The newest luxury entertainment in the Washington DC area is not actually in the capital itself; it is fortunately 15 minutes’ away, at National Harbor, Maryland, which means MGM was able to get a gaming licence. It opened, says the gal, just under a year ago, on December 8th, 2016, and is already an integral part of the growing MGM family (tonight, Friday December 1st, 2017, many of the 4,000 National Harbor team members will be thinking of their Las Vegas colleagues, who are helping host the Vegas Strong Benefit Concert at T-Mobile Arena, to support the Las Vegas Victims Fund – acts include Cirque du Soleil, David Copperfield, Penn & Teller, Boyz II Men, The Killers and more). MGM National Harbor is, like its Vegas siblings, based on art – see, above, the giant greenback, US note, a stainless sculpture by Liao Yibai, born in Jiangan in 1971.
Some of the art, notably the decoration of The Conservatory, is seasonal. This two-floor circular space is heart of the entire MGM National Harbor complex, and it is currently decorated with $1.4 million-worth of Autumnal, Fall, foliage, fake and real. Right here in The Conservatory is the patisserie, where I was able to get outstanding and much-needed coffee at its 6 a.m. opening. One end of the patisserie holds the glass-walled chocolate fountain, the largest in the USA, with dark, milk and white chocolate falling down from one chute to another and another. Leading off the Conservatory is a walkway of retail, including the first-ever SJP Sarah Jessica Parker shoe store, and Breitling and more. Another walkway takes you straight to the casino, where it seems every slot machine and every table is busy – there is even a board to post names of those waiting to play poker. The casino is so successful it is rumored its floor size will be almost doubled next year.
I met up with a long-time friend, Anton Nikodemus, who heads MGM’s regional resorts – he is currently planning the Springfield concept that should brighten the eyes of many Massachusetts gaming enthusiasts. He filled me in on the complexity of this, National Harbor, operation, and how they had 60,000 applicants for 4,000 jobs. As everyone could actually apply for two roles, so there were 120,000 résumés – they have spent $5 million converting a disused school building into a talent centre. Then I returned home, for The Conservatory is attached to the spear-shaped glass hotel. Roughly half of its 308 rooms are reserved for high-rolling gamers, who have a really agreeable VIP lounge staffed, it seemed, entirely by charming Filpinas who simply could not do enough for you (would you like water, or coffee?). Room 22-022 was comfortable, and I liked having books with all-black covers, say Henry James: an Illusion, by Denis Flannery, that provided artistic appeal as well as the written words. Honestly, anyone staying here never needs to go outside, but that is the intent of an integrated resort. As change from the tables, there is a theatre, plus that retail, and of course dining, seven choices in all.

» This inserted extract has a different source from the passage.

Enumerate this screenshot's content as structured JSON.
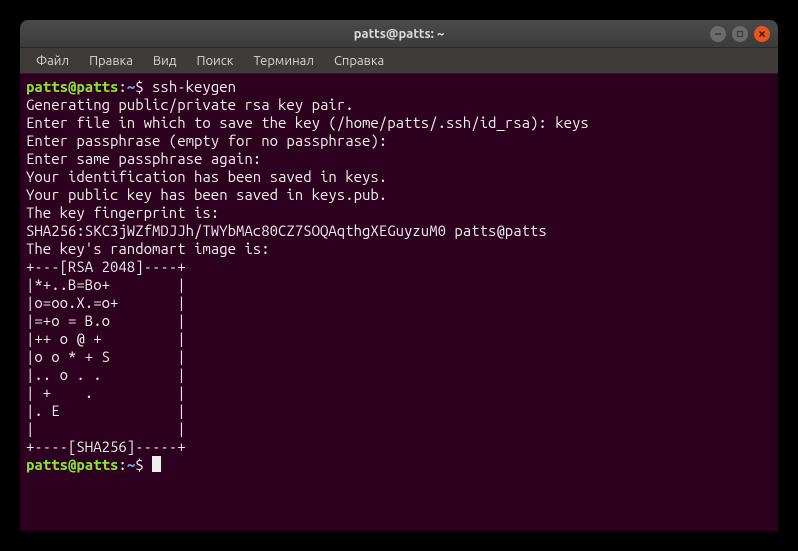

I was with the head of hotel operations, Patrick Fisher, and we chose the Voltaggio Brothers Steak House, by Bryan and Michael Voltaggio, two local siblings with considerable television following who are working together for the first time – and, good for them, they actually visit the restaurant regularly. Several rooms are deliberately themed as living rooms, dining rooms or, where we ate, the kitchen (who else would have real Laguiole knives and forks as table decoration in a KITCHEN?). Popular menu items included the seafood tower, and a memorable beefsteak tomato with burrata, and I loved the steaks ranging from eight ounces (USDA Prime filet or American Wagyu flat-iron) up to 22 ounce (USDA Prime dry-aged 45-day bone-in ribeye, perhaps with a beer-naise sauce). It was an overall cheerful, happy meal, partly because everyone was enjoying themselves. Weekends may bring 10,000 visitors to the complex and the carparking cannot cope, apparently: at first team members were not too happy at having to give up their parking slots, and be bussed in to work, but they soon started smiling when they realised that more visitors means more tips. This is, overall, a cheerful place, for those who visit, those who work here, and for the financial guys behind the scenes counting the dollars rolling in. I had a simply lovely time, which continued as I was taken back into DC by a hotel driver who found that after working 14 years in a law office he was, as he said with a big laugh, ready for a change and he wanted to enjoy life. NOW SEE A VIDEO OF ROOM 22-022